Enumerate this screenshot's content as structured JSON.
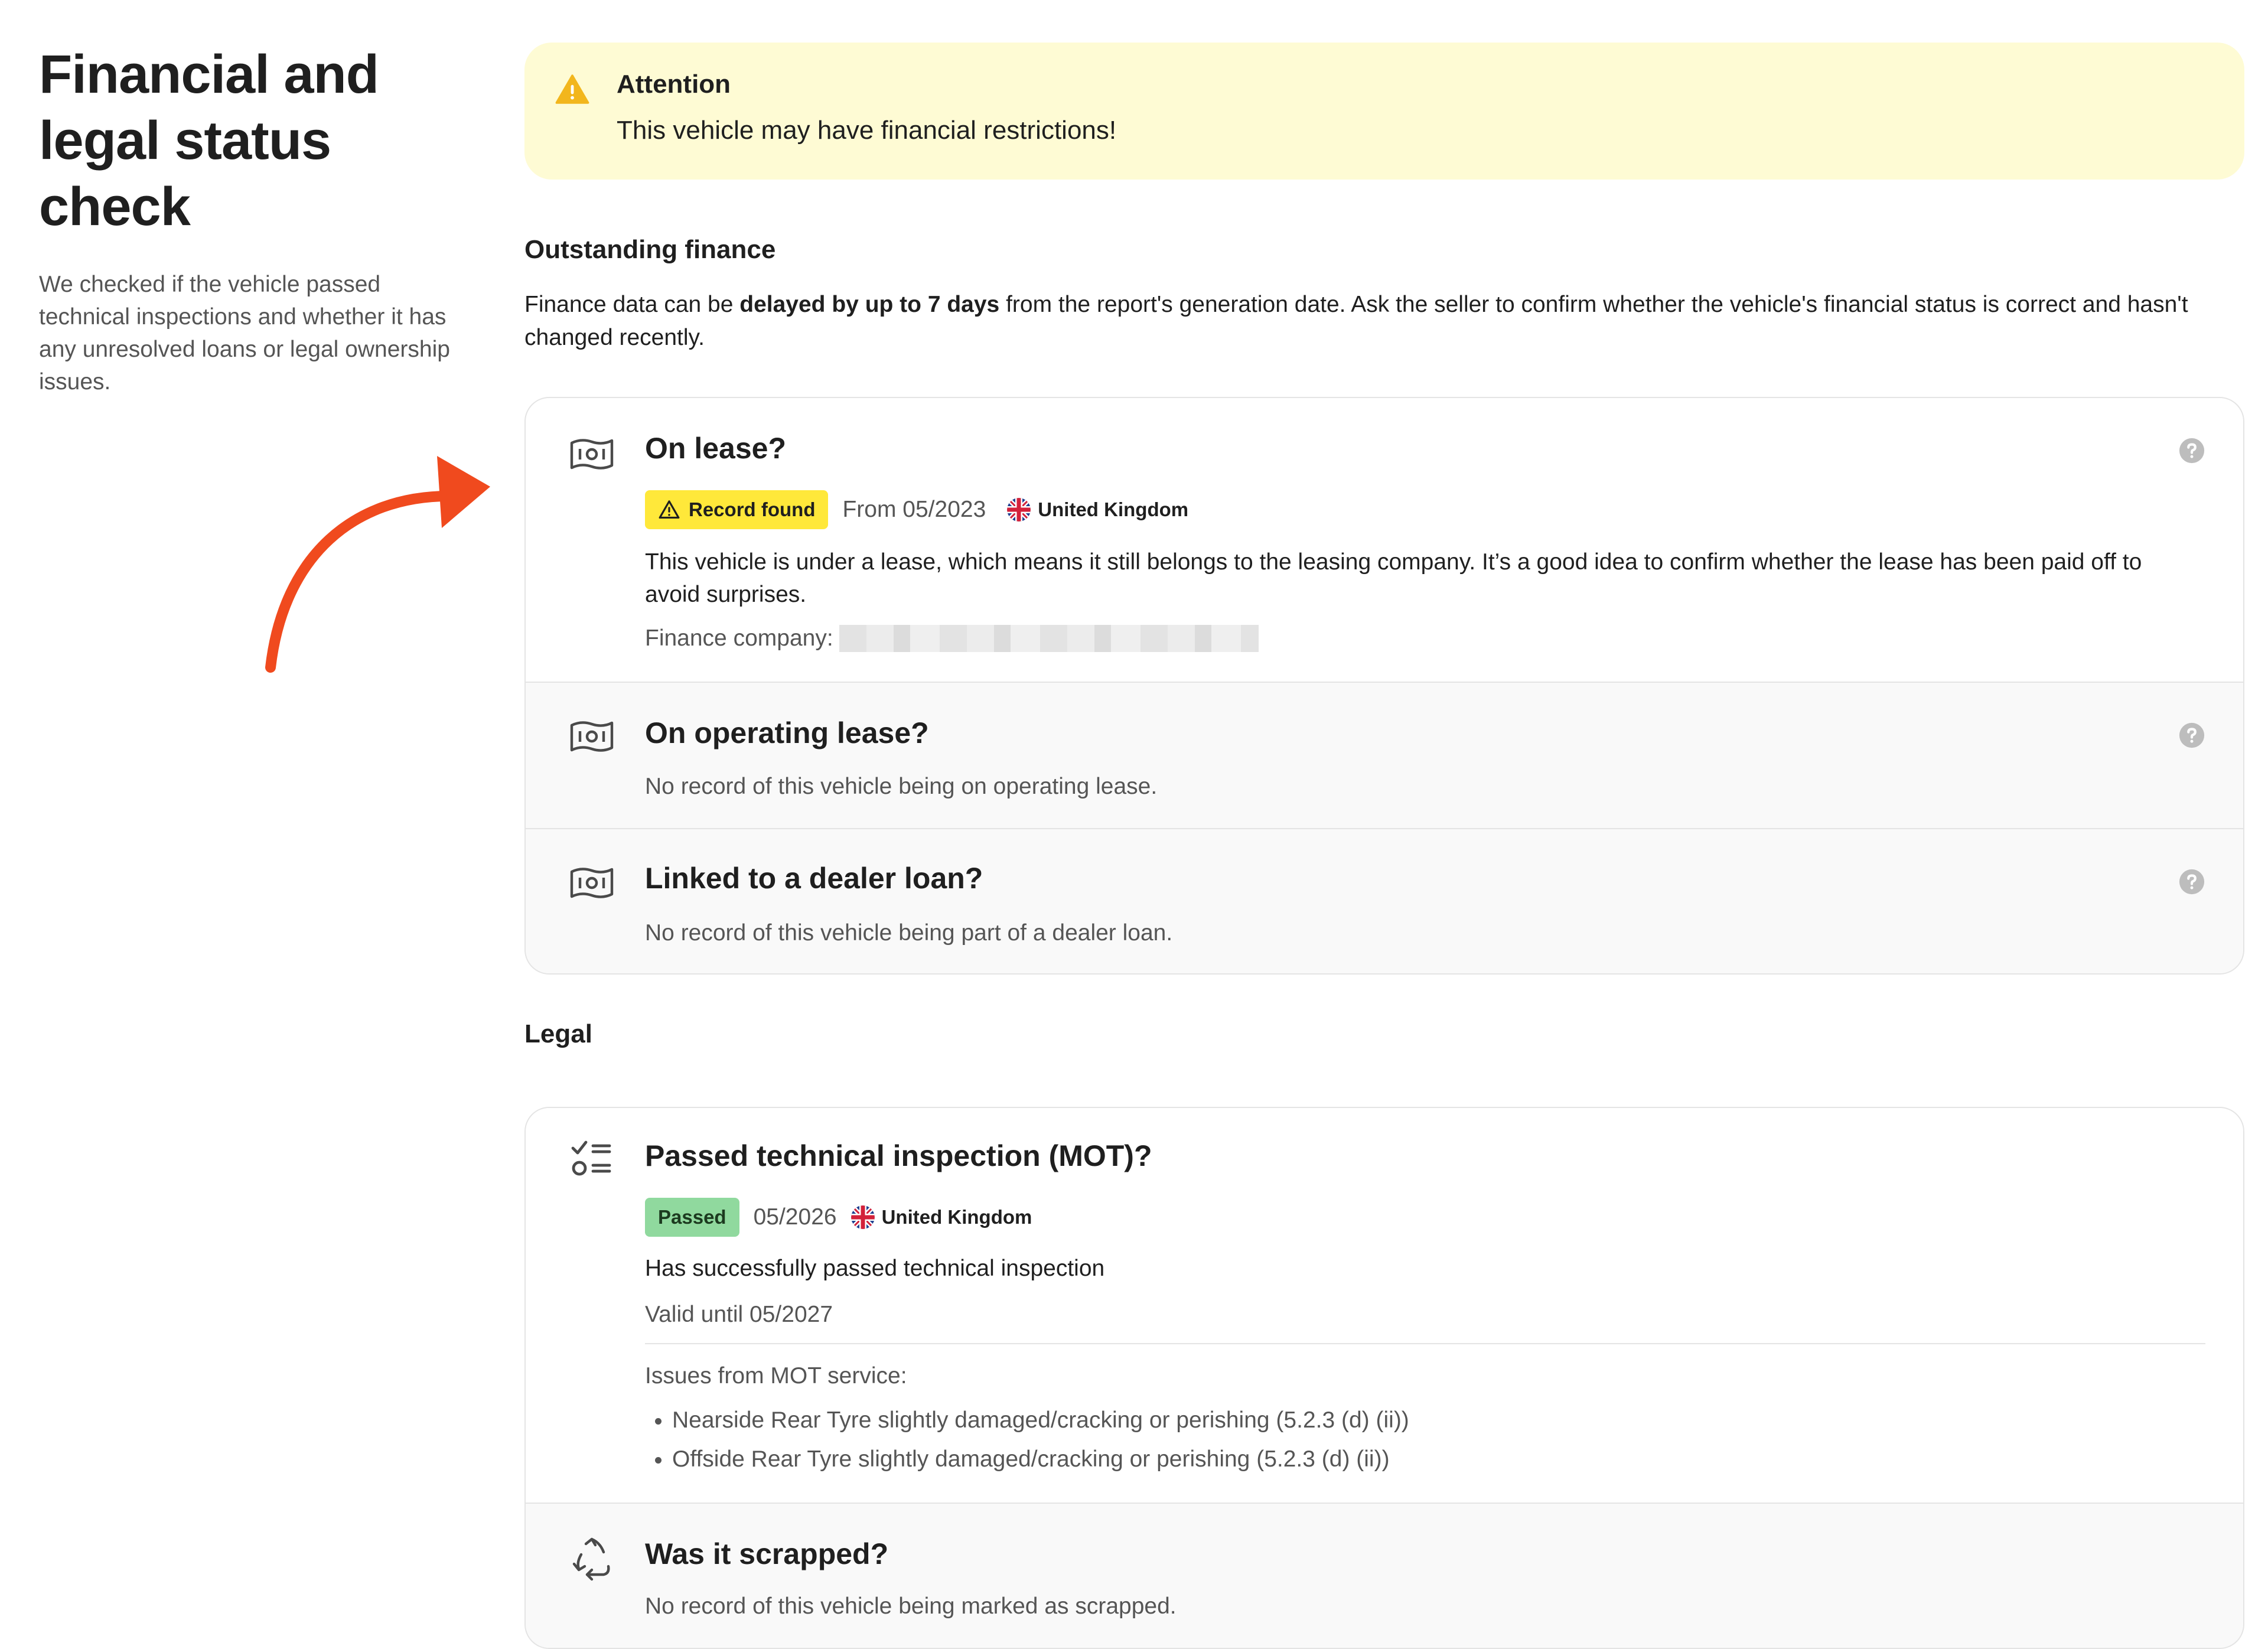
{
  "page": {
    "title": "Financial and legal status check",
    "description": "We checked if the vehicle passed technical inspections and whether it has any unresolved loans or legal ownership issues."
  },
  "alert": {
    "title": "Attention",
    "text": "This vehicle may have financial restrictions!"
  },
  "finance": {
    "heading": "Outstanding finance",
    "note_pre": "Finance data can be ",
    "note_bold": "delayed by up to 7 days",
    "note_post": " from the report's generation date. Ask the seller to confirm whether the vehicle's financial status is correct and hasn't changed recently.",
    "items": [
      {
        "title": "On lease?",
        "badge": "Record found",
        "date": "From 05/2023",
        "country": "United Kingdom",
        "description": "This vehicle is under a lease, which means it still belongs to the leasing company. It’s a good idea to confirm whether the lease has been paid off to avoid surprises.",
        "company_label": "Finance company:"
      },
      {
        "title": "On operating lease?",
        "description": "No record of this vehicle being on operating lease."
      },
      {
        "title": "Linked to a dealer loan?",
        "description": "No record of this vehicle being part of a dealer loan."
      }
    ]
  },
  "legal": {
    "heading": "Legal",
    "items": [
      {
        "title": "Passed technical inspection (MOT)?",
        "badge": "Passed",
        "date": "05/2026",
        "country": "United Kingdom",
        "description": "Has successfully passed technical inspection",
        "valid": "Valid until 05/2027",
        "issues_label": "Issues from MOT service:",
        "issues": [
          "Nearside Rear Tyre slightly damaged/cracking or perishing (5.2.3 (d) (ii))",
          "Offside Rear Tyre slightly damaged/cracking or perishing (5.2.3 (d) (ii))"
        ]
      },
      {
        "title": "Was it scrapped?",
        "description": "No record of this vehicle being marked as scrapped."
      }
    ]
  },
  "colors": {
    "alert_bg": "#fefbd4",
    "warn_badge": "#ffe83a",
    "pass_badge": "#90d99e",
    "arrow": "#f04a1e"
  },
  "icons": [
    "warning-icon",
    "banknote-icon",
    "help-icon",
    "uk-flag-icon",
    "checklist-icon",
    "recycle-icon",
    "arrow-icon"
  ]
}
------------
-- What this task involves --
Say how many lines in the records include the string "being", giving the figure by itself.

-- Completed exercise --
3